Synopses & Reviews
For decades, Markus Wolf was known to Western intelligence officers only as "the man without a face." Now the legendary spymaster has emerged from the shadows to reveal his remarkable life of secrets, lies, and betrayals as head of the world's most formidable and effective foreign service ever. Wolf was undoubtedly the greatest spymaster of our century. A shadowy Cold War legend who kept his own past locked up as tightly as the state secrets with which he was entrusted, Wolf finally broke his silence in 1997. Man Without a Face is the result. It details all of Wolf's major successes and failures and illuminates the reality of espionage operations as few nonfiction works before it. Wolf tells the real story of Gunter Guillaume, the East German spy who brought down Willy Brandt. He reveals the truth behind East Germany's involvment with terrorism. He takes us inside the bowels of the Stasi headquarters and inside the minds of Eastern Bloc leaders. With its high-speed chases, hidden cameras, phony brothels, secret codes, false identities, and triple agents, Man Without a Face reads like a classic spy thrillerexcept this time the action is real.
"A great autobiography by one of the most intriguing Cold Warriors...[containing] extraordinary revelations about the inner world of espionage." Miami Herald
About the Author

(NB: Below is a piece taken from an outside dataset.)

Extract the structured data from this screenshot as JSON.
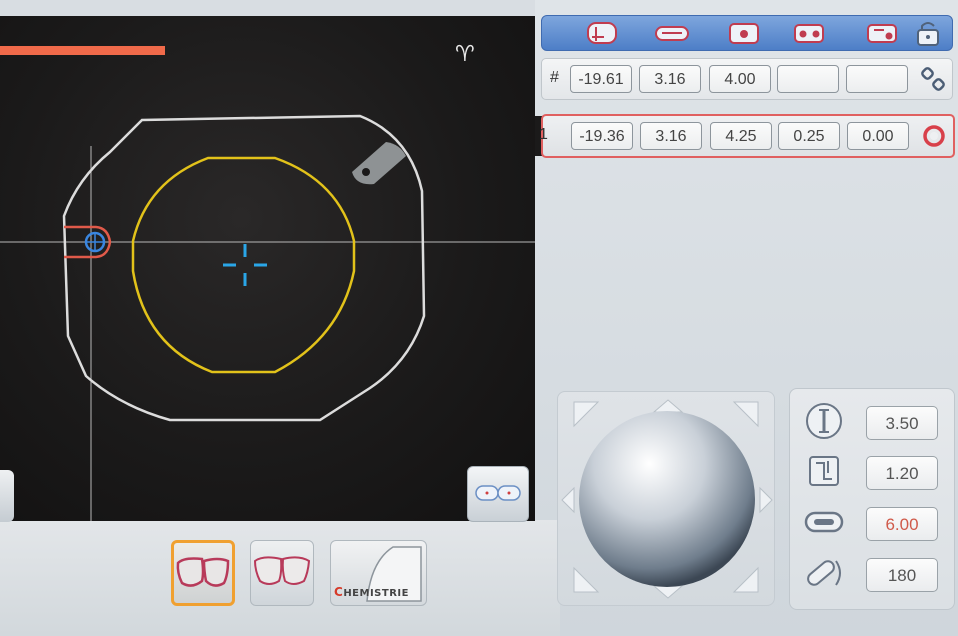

Markus Wolf was the head of East Germany's Foreign Intelligence Service. Born in rural Western Germany in 1923, Wolf fled from the Nazis to the Soviet Union. He came of age in Moscow in the 1940s and was picked out by the Party to be returned to the war-ravaged Germany for its political restructuring. Wolf quickly rose through the ranks of East Germany's foreign intelligence operations. He left the Stasi in 1986, three years before its collapse. He passed away in 2006.